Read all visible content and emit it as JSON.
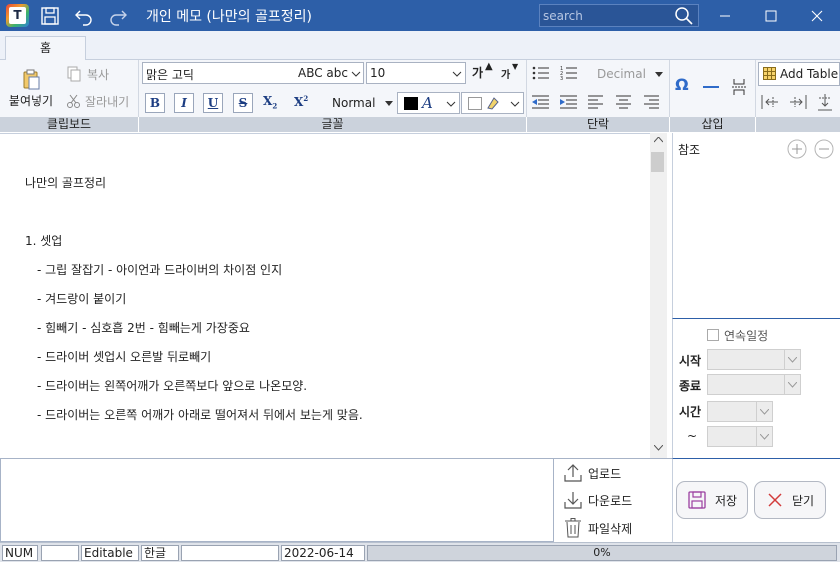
{
  "window": {
    "title": "개인 메모 (나만의 골프정리)",
    "logo_letter": "T",
    "search_placeholder": "search"
  },
  "tabs": [
    {
      "label": "홈",
      "active": true
    }
  ],
  "ribbon": {
    "clipboard": {
      "group_label": "클립보드",
      "paste_label": "붙여넣기",
      "copy_label": "복사",
      "cut_label": "잘라내기"
    },
    "font": {
      "group_label": "글꼴",
      "font_name": "맑은 고딕",
      "font_preview": "ABC abc",
      "font_size": "10",
      "grow_label": "가",
      "shrink_label": "가",
      "bold": "B",
      "italic": "I",
      "underline": "U",
      "strike": "S",
      "subscript": "X",
      "superscript": "X",
      "style_name": "Normal",
      "font_color_glyph": "A"
    },
    "paragraph": {
      "group_label": "단락",
      "list_style": "Decimal"
    },
    "insert": {
      "group_label": "삽입",
      "omega": "Ω",
      "add_table_label": "Add Table"
    }
  },
  "document": {
    "lines": [
      "나만의 골프정리",
      "1. 셋업",
      "- 그립 잘잡기 - 아이언과 드라이버의 차이점 인지",
      "- 겨드랑이 붙이기",
      "- 힘빼기 - 심호흡 2번 - 힘빼는게 가장중요",
      "- 드라이버 셋업시 오른발 뒤로빼기",
      "- 드라이버는 왼쪽어깨가 오른쪽보다 앞으로 나온모양.",
      "- 드라이버는 오른쪽 어깨가 아래로 떨어져서 뒤에서 보는게 맞음."
    ]
  },
  "side_panel": {
    "reference_label": "참조",
    "continuous_label": "연속일정",
    "start_label": "시작",
    "end_label": "종료",
    "time_label": "시간",
    "tilde": "~"
  },
  "attachments": {
    "upload_label": "업로드",
    "download_label": "다운로드",
    "delete_label": "파일삭제"
  },
  "actions": {
    "save_label": "저장",
    "close_label": "닫기"
  },
  "status": {
    "num": "NUM",
    "mode": "Editable",
    "ime": "한글",
    "date": "2022-06-14",
    "progress_text": "0%",
    "progress_value": 0
  },
  "colors": {
    "titlebar": "#2d5fa8",
    "ribbon_bg": "#f4f6fa",
    "group_label_bg": "#cbd2dc",
    "accent_blue": "#1c3d82",
    "save_icon": "#9b3fa0",
    "close_icon": "#d23b3b"
  }
}
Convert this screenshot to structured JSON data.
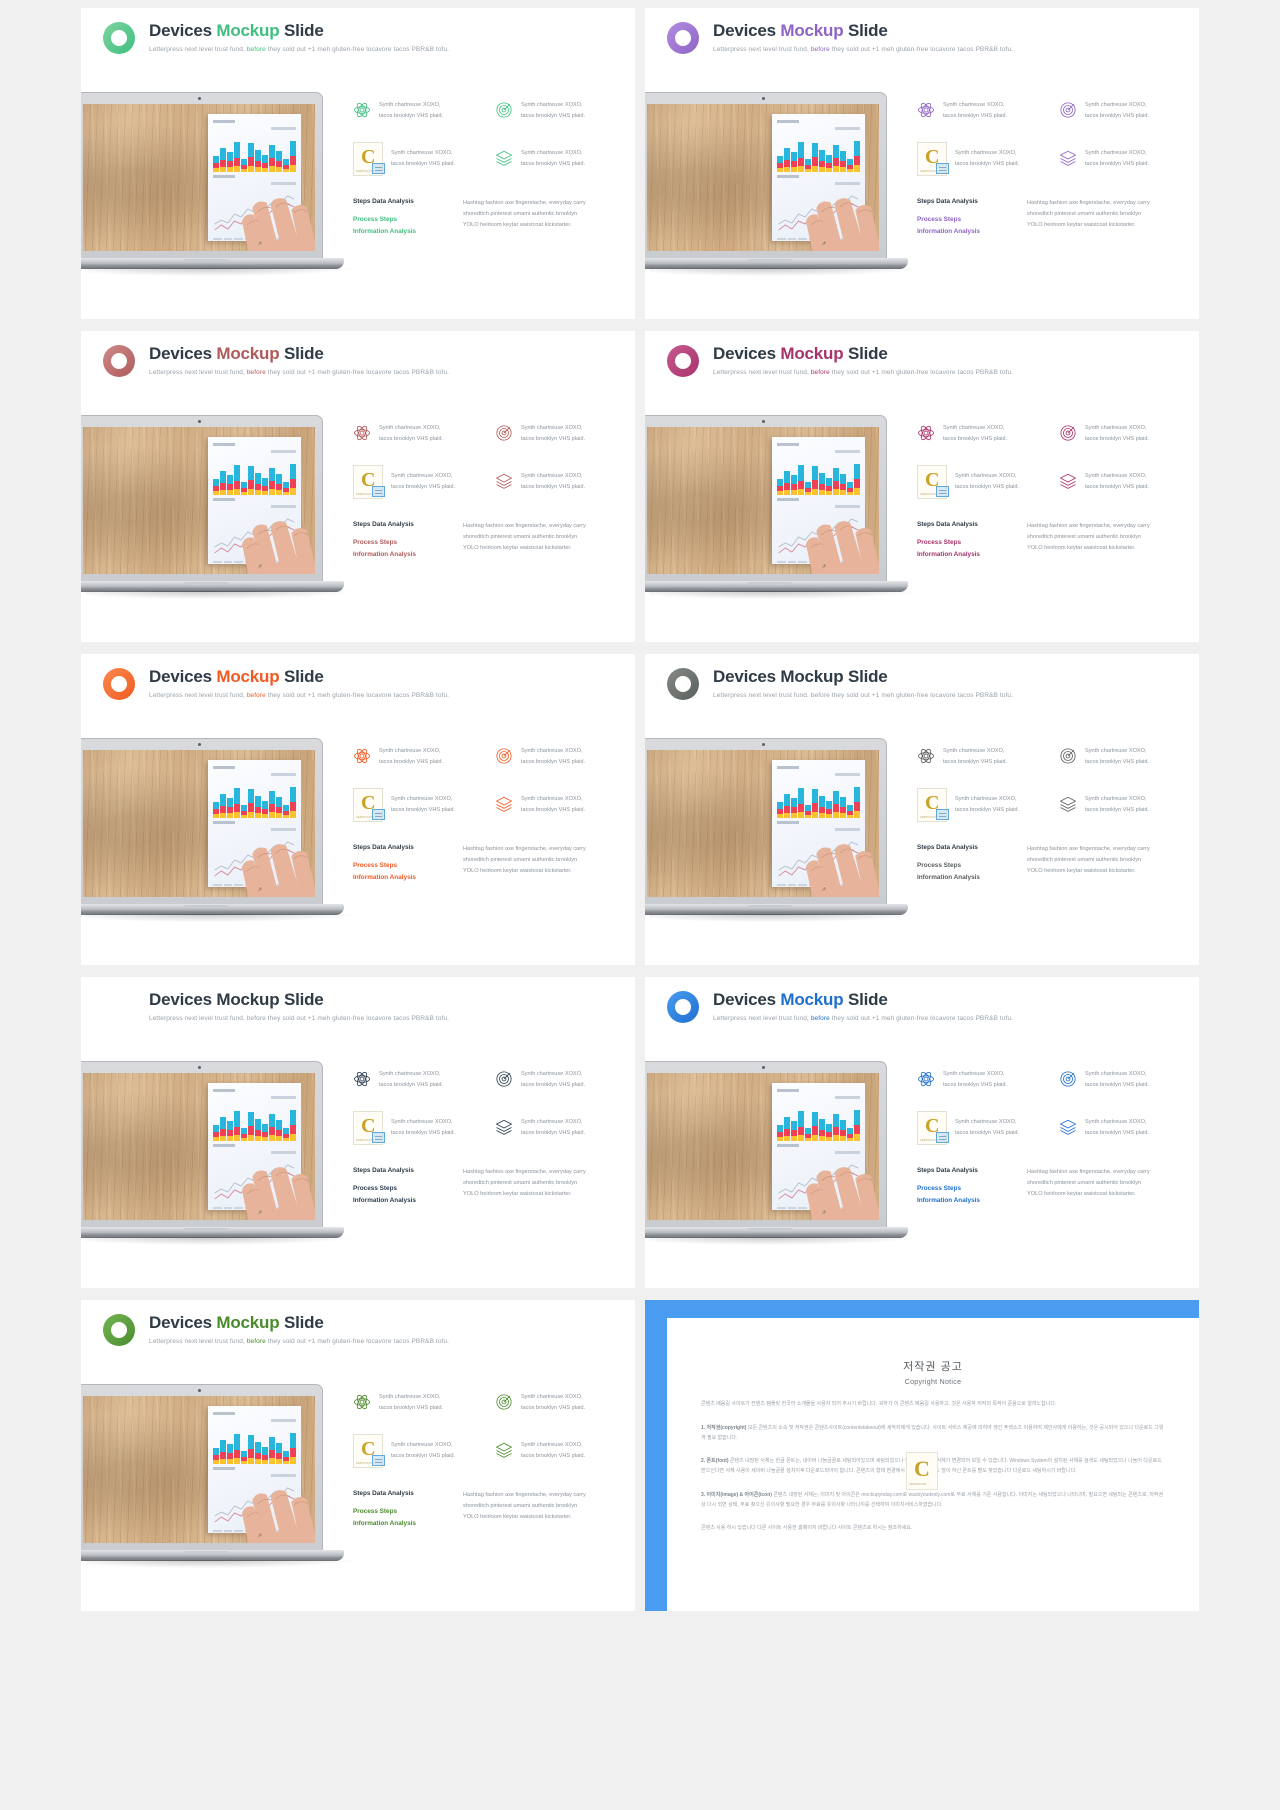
{
  "slides": [
    {
      "accent": "#3fbf7f",
      "accent2": "#7fd4a0",
      "title_1": "Devices ",
      "title_2": "Mockup",
      "title_3": " Slide",
      "subtitle_a": "Letterpress next level trust fund, ",
      "subtitle_b": "before",
      "subtitle_c": " they sold out +1 meh gluten-free locavore tacos PBR&B tofu.",
      "features": [
        {
          "icon": "atom-icon",
          "line1": "Synth chartreuse XOXO,",
          "line2": "tacos brooklyn VHS plaid."
        },
        {
          "icon": "target-icon",
          "line1": "Synth chartreuse XOXO,",
          "line2": "tacos brooklyn VHS plaid."
        },
        {
          "icon": "certificate-badge-icon",
          "line1": "Synth chartreuse XOXO,",
          "line2": "tacos brooklyn VHS plaid."
        },
        {
          "icon": "layers-icon",
          "line1": "Synth chartreuse XOXO,",
          "line2": "tacos brooklyn VHS plaid."
        }
      ],
      "bottom_heading": "Steps Data Analysis",
      "bottom_accent_1": "Process Steps",
      "bottom_accent_2": "Information Analysis",
      "bottom_body_1": "Hashtag fashion axe fingerstache, everyday carry",
      "bottom_body_2": "shoreditch pinterest umami authentic brooklyn",
      "bottom_body_3": "YOLO heirloom keytar waistcoat kickstarter."
    },
    {
      "accent": "#8f63c4",
      "accent2": "#b28de0",
      "title_1": "Devices ",
      "title_2": "Mockup",
      "title_3": " Slide",
      "subtitle_a": "Letterpress next level trust fund, ",
      "subtitle_b": "before",
      "subtitle_c": " they sold out +1 meh gluten-free locavore tacos PBR&B tofu.",
      "features": [
        {
          "icon": "atom-icon",
          "line1": "Synth chartreuse XOXO,",
          "line2": "tacos brooklyn VHS plaid."
        },
        {
          "icon": "target-icon",
          "line1": "Synth chartreuse XOXO,",
          "line2": "tacos brooklyn VHS plaid."
        },
        {
          "icon": "certificate-badge-icon",
          "line1": "Synth chartreuse XOXO,",
          "line2": "tacos brooklyn VHS plaid."
        },
        {
          "icon": "layers-icon",
          "line1": "Synth chartreuse XOXO,",
          "line2": "tacos brooklyn VHS plaid."
        }
      ],
      "bottom_heading": "Steps Data Analysis",
      "bottom_accent_1": "Process Steps",
      "bottom_accent_2": "Information Analysis",
      "bottom_body_1": "Hashtag fashion axe fingerstache, everyday carry",
      "bottom_body_2": "shoreditch pinterest umami authentic brooklyn",
      "bottom_body_3": "YOLO heirloom keytar waistcoat kickstarter."
    },
    {
      "accent": "#b05a5a",
      "accent2": "#cf8a8a",
      "title_1": "Devices ",
      "title_2": "Mockup",
      "title_3": " Slide",
      "subtitle_a": "Letterpress next level trust fund, ",
      "subtitle_b": "before",
      "subtitle_c": " they sold out +1 meh gluten-free locavore tacos PBR&B tofu.",
      "features": [
        {
          "icon": "atom-icon",
          "line1": "Synth chartreuse XOXO,",
          "line2": "tacos brooklyn VHS plaid."
        },
        {
          "icon": "target-icon",
          "line1": "Synth chartreuse XOXO,",
          "line2": "tacos brooklyn VHS plaid."
        },
        {
          "icon": "certificate-badge-icon",
          "line1": "Synth chartreuse XOXO,",
          "line2": "tacos brooklyn VHS plaid."
        },
        {
          "icon": "layers-icon",
          "line1": "Synth chartreuse XOXO,",
          "line2": "tacos brooklyn VHS plaid."
        }
      ],
      "bottom_heading": "Steps Data Analysis",
      "bottom_accent_1": "Process Steps",
      "bottom_accent_2": "Information Analysis",
      "bottom_body_1": "Hashtag fashion axe fingerstache, everyday carry",
      "bottom_body_2": "shoreditch pinterest umami authentic brooklyn",
      "bottom_body_3": "YOLO heirloom keytar waistcoat kickstarter."
    },
    {
      "accent": "#a8336b",
      "accent2": "#c75a91",
      "title_1": "Devices ",
      "title_2": "Mockup",
      "title_3": " Slide",
      "subtitle_a": "Letterpress next level trust fund, ",
      "subtitle_b": "before",
      "subtitle_c": " they sold out +1 meh gluten-free locavore tacos PBR&B tofu.",
      "features": [
        {
          "icon": "atom-icon",
          "line1": "Synth chartreuse XOXO,",
          "line2": "tacos brooklyn VHS plaid."
        },
        {
          "icon": "target-icon",
          "line1": "Synth chartreuse XOXO,",
          "line2": "tacos brooklyn VHS plaid."
        },
        {
          "icon": "certificate-badge-icon",
          "line1": "Synth chartreuse XOXO,",
          "line2": "tacos brooklyn VHS plaid."
        },
        {
          "icon": "layers-icon",
          "line1": "Synth chartreuse XOXO,",
          "line2": "tacos brooklyn VHS plaid."
        }
      ],
      "bottom_heading": "Steps Data Analysis",
      "bottom_accent_1": "Process Steps",
      "bottom_accent_2": "Information Analysis",
      "bottom_body_1": "Hashtag fashion axe fingerstache, everyday carry",
      "bottom_body_2": "shoreditch pinterest umami authentic brooklyn",
      "bottom_body_3": "YOLO heirloom keytar waistcoat kickstarter."
    },
    {
      "accent": "#f15a22",
      "accent2": "#f98a4d",
      "title_1": "Devices ",
      "title_2": "Mockup",
      "title_3": " Slide",
      "subtitle_a": "Letterpress next level trust fund, ",
      "subtitle_b": "before",
      "subtitle_c": " they sold out +1 meh gluten-free locavore tacos PBR&B tofu.",
      "features": [
        {
          "icon": "atom-icon",
          "line1": "Synth chartreuse XOXO,",
          "line2": "tacos brooklyn VHS plaid."
        },
        {
          "icon": "target-icon",
          "line1": "Synth chartreuse XOXO,",
          "line2": "tacos brooklyn VHS plaid."
        },
        {
          "icon": "certificate-badge-icon",
          "line1": "Synth chartreuse XOXO,",
          "line2": "tacos brooklyn VHS plaid."
        },
        {
          "icon": "layers-icon",
          "line1": "Synth chartreuse XOXO,",
          "line2": "tacos brooklyn VHS plaid."
        }
      ],
      "bottom_heading": "Steps Data Analysis",
      "bottom_accent_1": "Process Steps",
      "bottom_accent_2": "Information Analysis",
      "bottom_body_1": "Hashtag fashion axe fingerstache, everyday carry",
      "bottom_body_2": "shoreditch pinterest umami authentic brooklyn",
      "bottom_body_3": "YOLO heirloom keytar waistcoat kickstarter."
    },
    {
      "accent": "#5a5f5c",
      "accent2": "#868b88",
      "title_1": "Devices Mockup Slide",
      "title_2": "",
      "title_3": "",
      "subtitle_a": "Letterpress next level trust fund, before they sold out +1 meh gluten-free locavore tacos PBR&B tofu.",
      "subtitle_b": "",
      "subtitle_c": "",
      "features": [
        {
          "icon": "atom-icon",
          "line1": "Synth chartreuse XOXO,",
          "line2": "tacos brooklyn VHS plaid."
        },
        {
          "icon": "target-icon",
          "line1": "Synth chartreuse XOXO,",
          "line2": "tacos brooklyn VHS plaid."
        },
        {
          "icon": "certificate-badge-icon",
          "line1": "Synth chartreuse XOXO,",
          "line2": "tacos brooklyn VHS plaid."
        },
        {
          "icon": "layers-icon",
          "line1": "Synth chartreuse XOXO,",
          "line2": "tacos brooklyn VHS plaid."
        }
      ],
      "bottom_heading": "Steps Data Analysis",
      "bottom_accent_1": "Process Steps",
      "bottom_accent_2": "Information Analysis",
      "bottom_body_1": "Hashtag fashion axe fingerstache, everyday carry",
      "bottom_body_2": "shoreditch pinterest umami authentic brooklyn",
      "bottom_body_3": "YOLO heirloom keytar waistcoat kickstarter."
    },
    {
      "accent": "#2c3e50",
      "accent2": "#4e6madd",
      "title_1": "Devices Mockup Slide",
      "title_2": "",
      "title_3": "",
      "subtitle_a": "Letterpress next level trust fund, before they sold out +1 meh gluten-free locavore tacos PBR&B tofu.",
      "subtitle_b": "",
      "subtitle_c": "",
      "features": [
        {
          "icon": "atom-icon",
          "line1": "Synth chartreuse XOXO,",
          "line2": "tacos brooklyn VHS plaid."
        },
        {
          "icon": "target-icon",
          "line1": "Synth chartreuse XOXO,",
          "line2": "tacos brooklyn VHS plaid."
        },
        {
          "icon": "certificate-badge-icon",
          "line1": "Synth chartreuse XOXO,",
          "line2": "tacos brooklyn VHS plaid."
        },
        {
          "icon": "layers-icon",
          "line1": "Synth chartreuse XOXO,",
          "line2": "tacos brooklyn VHS plaid."
        }
      ],
      "bottom_heading": "Steps Data Analysis",
      "bottom_accent_1": "Process Steps",
      "bottom_accent_2": "Information Analysis",
      "bottom_body_1": "Hashtag fashion axe fingerstache, everyday carry",
      "bottom_body_2": "shoreditch pinterest umami authentic brooklyn",
      "bottom_body_3": "YOLO heirloom keytar waistcoat kickstarter."
    },
    {
      "accent": "#1f6fd0",
      "accent2": "#4a9cf0",
      "title_1": "Devices ",
      "title_2": "Mockup",
      "title_3": " Slide",
      "subtitle_a": "Letterpress next level trust fund, ",
      "subtitle_b": "before",
      "subtitle_c": " they sold out +1 meh gluten-free locavore tacos PBR&B tofu.",
      "features": [
        {
          "icon": "atom-icon",
          "line1": "Synth chartreuse XOXO,",
          "line2": "tacos brooklyn VHS plaid."
        },
        {
          "icon": "target-icon",
          "line1": "Synth chartreuse XOXO,",
          "line2": "tacos brooklyn VHS plaid."
        },
        {
          "icon": "certificate-badge-icon",
          "line1": "Synth chartreuse XOXO,",
          "line2": "tacos brooklyn VHS plaid."
        },
        {
          "icon": "layers-icon",
          "line1": "Synth chartreuse XOXO,",
          "line2": "tacos brooklyn VHS plaid."
        }
      ],
      "bottom_heading": "Steps Data Analysis",
      "bottom_accent_1": "Process Steps",
      "bottom_accent_2": "Information Analysis",
      "bottom_body_1": "Hashtag fashion axe fingerstache, everyday carry",
      "bottom_body_2": "shoreditch pinterest umami authentic brooklyn",
      "bottom_body_3": "YOLO heirloom keytar waistcoat kickstarter."
    },
    {
      "accent": "#4a8b2c",
      "accent2": "#73b553",
      "title_1": "Devices ",
      "title_2": "Mockup",
      "title_3": " Slide",
      "subtitle_a": "Letterpress next level trust fund, ",
      "subtitle_b": "before",
      "subtitle_c": " they sold out +1 meh gluten-free locavore tacos PBR&B tofu.",
      "features": [
        {
          "icon": "atom-icon",
          "line1": "Synth chartreuse XOXO,",
          "line2": "tacos brooklyn VHS plaid."
        },
        {
          "icon": "target-icon",
          "line1": "Synth chartreuse XOXO,",
          "line2": "tacos brooklyn VHS plaid."
        },
        {
          "icon": "certificate-badge-icon",
          "line1": "Synth chartreuse XOXO,",
          "line2": "tacos brooklyn VHS plaid."
        },
        {
          "icon": "layers-icon",
          "line1": "Synth chartreuse XOXO,",
          "line2": "tacos brooklyn VHS plaid."
        }
      ],
      "bottom_heading": "Steps Data Analysis",
      "bottom_accent_1": "Process Steps",
      "bottom_accent_2": "Information Analysis",
      "bottom_body_1": "Hashtag fashion axe fingerstache, everyday carry",
      "bottom_body_2": "shoreditch pinterest umami authentic brooklyn",
      "bottom_body_3": "YOLO heirloom keytar waistcoat kickstarter."
    }
  ],
  "copyright": {
    "frame_color": "#4a9cf0",
    "heading_ko": "저작권 공고",
    "heading_en": "Copyright Notice",
    "para_1": "콘텐츠 배움길 사이트가 컨텐츠 템플릿 한국어 소개물을 사용자 되어 주시기 바랍니다. 귀하가 이 콘텐츠 배움길 사용하고, 것은 사용자 저작의 목적이 준용으로 알려노합니다.",
    "para_2_label": "1. 저작권(copyright)",
    "para_2": "모든 콘텐츠의 소속 및 저작권은 콘텐츠사이트(contentstakeout)에 세작자에게 있습니다. 사이트 서비스 제공에 의하여 생긴 푸렉쇼즈 이용하여 제안사에게 이용하는, 것은 공시되어 있으나 다운로드 그렇게 필요 없습니다.",
    "para_3_label": "2. 폰트(font)",
    "para_3": "콘텐츠 내장된 서체는 한글 폰트는, 네이버 나눔글꼴로 세팅되어있으며 세팅되었으나 한글 없는 경우 서체가 변경되어 보일 수 있습니다. Windows System이 설치된 서체를 검색도 세팅되었으나 나눔어 다운로드 받으신다면 서체 사용이 세이버 나눔글꼴 설치이후 다운로드되어야 합니다. 콘텐츠의 형태 변경에서 있으므로 필요도 많이 하신 폰트를 별도 찾았습니다 다운로드 세팅하시기 바랍니다.",
    "para_4_label": "3. 이미지(image) & 아이콘(icon)",
    "para_4": "콘텐츠 내장된 서체는, 이미지 및 아이콘은 mockupyoday.com로 wasbyoudesly.com로 무료 서체를 기준 사용합니다. 이미지는 세팅되었으나 나타나며, 필요으면 세팅되는 콘텐츠로, 저작권 상 다시 되면 상태, 무료 찾으신 유의사항 필요한 경우 무료를 유의사항 나타나지를 선택하여 이미지서비스하였습니다.",
    "para_5": "콘텐츠 사용 하시 있습니다 다른 사이트 사용한 홈페이지 바랍니다 사이트 콘텐츠로 하시는 참조하세요."
  }
}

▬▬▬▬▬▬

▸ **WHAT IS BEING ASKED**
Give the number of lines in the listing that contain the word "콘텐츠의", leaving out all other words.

▸ **RESULT OF THIS TASK**
2